▶ EXERCISE AIM: What you return should be the entries, unchanged, without their pictures.
-=-=-
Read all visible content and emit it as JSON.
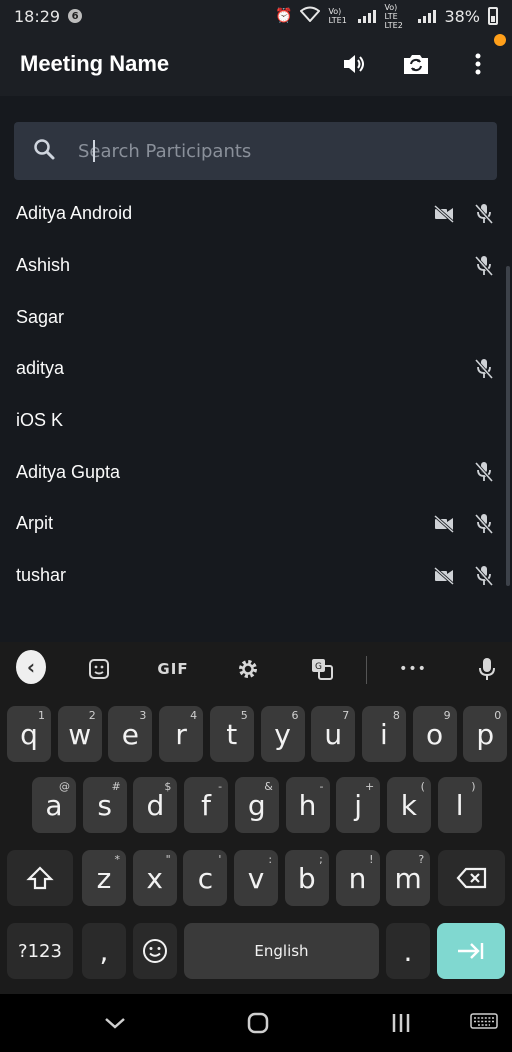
{
  "status_bar": {
    "time": "18:29",
    "notification_badge": "6",
    "sim1_label": "Vo) LTE1",
    "sim2_label": "Vo) LTE LTE2",
    "battery": "38%"
  },
  "app_bar": {
    "title": "Meeting Name",
    "icons": [
      "speaker-icon",
      "switch-camera-icon",
      "more-vert-icon"
    ]
  },
  "search": {
    "placeholder": "Search Participants"
  },
  "participants": [
    {
      "name": "Aditya Android",
      "video_off": true,
      "mic_off": true
    },
    {
      "name": "Ashish",
      "video_off": false,
      "mic_off": true
    },
    {
      "name": "Sagar",
      "video_off": false,
      "mic_off": false
    },
    {
      "name": "aditya",
      "video_off": false,
      "mic_off": true
    },
    {
      "name": "iOS K",
      "video_off": false,
      "mic_off": false
    },
    {
      "name": "Aditya Gupta",
      "video_off": false,
      "mic_off": true
    },
    {
      "name": "Arpit",
      "video_off": true,
      "mic_off": true
    },
    {
      "name": "tushar",
      "video_off": true,
      "mic_off": true
    }
  ],
  "keyboard": {
    "toolbar": {
      "gif": "GIF",
      "more": "•••"
    },
    "row1": [
      {
        "k": "q",
        "s": "1"
      },
      {
        "k": "w",
        "s": "2"
      },
      {
        "k": "e",
        "s": "3"
      },
      {
        "k": "r",
        "s": "4"
      },
      {
        "k": "t",
        "s": "5"
      },
      {
        "k": "y",
        "s": "6"
      },
      {
        "k": "u",
        "s": "7"
      },
      {
        "k": "i",
        "s": "8"
      },
      {
        "k": "o",
        "s": "9"
      },
      {
        "k": "p",
        "s": "0"
      }
    ],
    "row2": [
      {
        "k": "a",
        "s": "@"
      },
      {
        "k": "s",
        "s": "#"
      },
      {
        "k": "d",
        "s": "$"
      },
      {
        "k": "f",
        "s": "-"
      },
      {
        "k": "g",
        "s": "&"
      },
      {
        "k": "h",
        "s": "-"
      },
      {
        "k": "j",
        "s": "+"
      },
      {
        "k": "k",
        "s": "("
      },
      {
        "k": "l",
        "s": ")"
      }
    ],
    "row3": [
      {
        "k": "z",
        "s": "*"
      },
      {
        "k": "x",
        "s": "\""
      },
      {
        "k": "c",
        "s": "'"
      },
      {
        "k": "v",
        "s": ":"
      },
      {
        "k": "b",
        "s": ";"
      },
      {
        "k": "n",
        "s": "!"
      },
      {
        "k": "m",
        "s": "?"
      }
    ],
    "symbols_label": "?123",
    "comma": ",",
    "space_label": "English",
    "period": "."
  }
}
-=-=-
▶ RESPONSE FOR THIS EXERCISE:
Read all visible content and emit it as JSON.
{
  "status_bar": {
    "time": "18:29",
    "notification_badge": "6",
    "sim1_label": "Vo) LTE1",
    "sim2_label": "Vo) LTE LTE2",
    "battery": "38%"
  },
  "app_bar": {
    "title": "Meeting Name",
    "icons": [
      "speaker-icon",
      "switch-camera-icon",
      "more-vert-icon"
    ]
  },
  "search": {
    "placeholder": "Search Participants"
  },
  "participants": [
    {
      "name": "Aditya Android",
      "video_off": true,
      "mic_off": true
    },
    {
      "name": "Ashish",
      "video_off": false,
      "mic_off": true
    },
    {
      "name": "Sagar",
      "video_off": false,
      "mic_off": false
    },
    {
      "name": "aditya",
      "video_off": false,
      "mic_off": true
    },
    {
      "name": "iOS K",
      "video_off": false,
      "mic_off": false
    },
    {
      "name": "Aditya Gupta",
      "video_off": false,
      "mic_off": true
    },
    {
      "name": "Arpit",
      "video_off": true,
      "mic_off": true
    },
    {
      "name": "tushar",
      "video_off": true,
      "mic_off": true
    }
  ],
  "keyboard": {
    "toolbar": {
      "gif": "GIF",
      "more": "•••"
    },
    "row1": [
      {
        "k": "q",
        "s": "1"
      },
      {
        "k": "w",
        "s": "2"
      },
      {
        "k": "e",
        "s": "3"
      },
      {
        "k": "r",
        "s": "4"
      },
      {
        "k": "t",
        "s": "5"
      },
      {
        "k": "y",
        "s": "6"
      },
      {
        "k": "u",
        "s": "7"
      },
      {
        "k": "i",
        "s": "8"
      },
      {
        "k": "o",
        "s": "9"
      },
      {
        "k": "p",
        "s": "0"
      }
    ],
    "row2": [
      {
        "k": "a",
        "s": "@"
      },
      {
        "k": "s",
        "s": "#"
      },
      {
        "k": "d",
        "s": "$"
      },
      {
        "k": "f",
        "s": "-"
      },
      {
        "k": "g",
        "s": "&"
      },
      {
        "k": "h",
        "s": "-"
      },
      {
        "k": "j",
        "s": "+"
      },
      {
        "k": "k",
        "s": "("
      },
      {
        "k": "l",
        "s": ")"
      }
    ],
    "row3": [
      {
        "k": "z",
        "s": "*"
      },
      {
        "k": "x",
        "s": "\""
      },
      {
        "k": "c",
        "s": "'"
      },
      {
        "k": "v",
        "s": ":"
      },
      {
        "k": "b",
        "s": ";"
      },
      {
        "k": "n",
        "s": "!"
      },
      {
        "k": "m",
        "s": "?"
      }
    ],
    "symbols_label": "?123",
    "comma": ",",
    "space_label": "English",
    "period": "."
  }
}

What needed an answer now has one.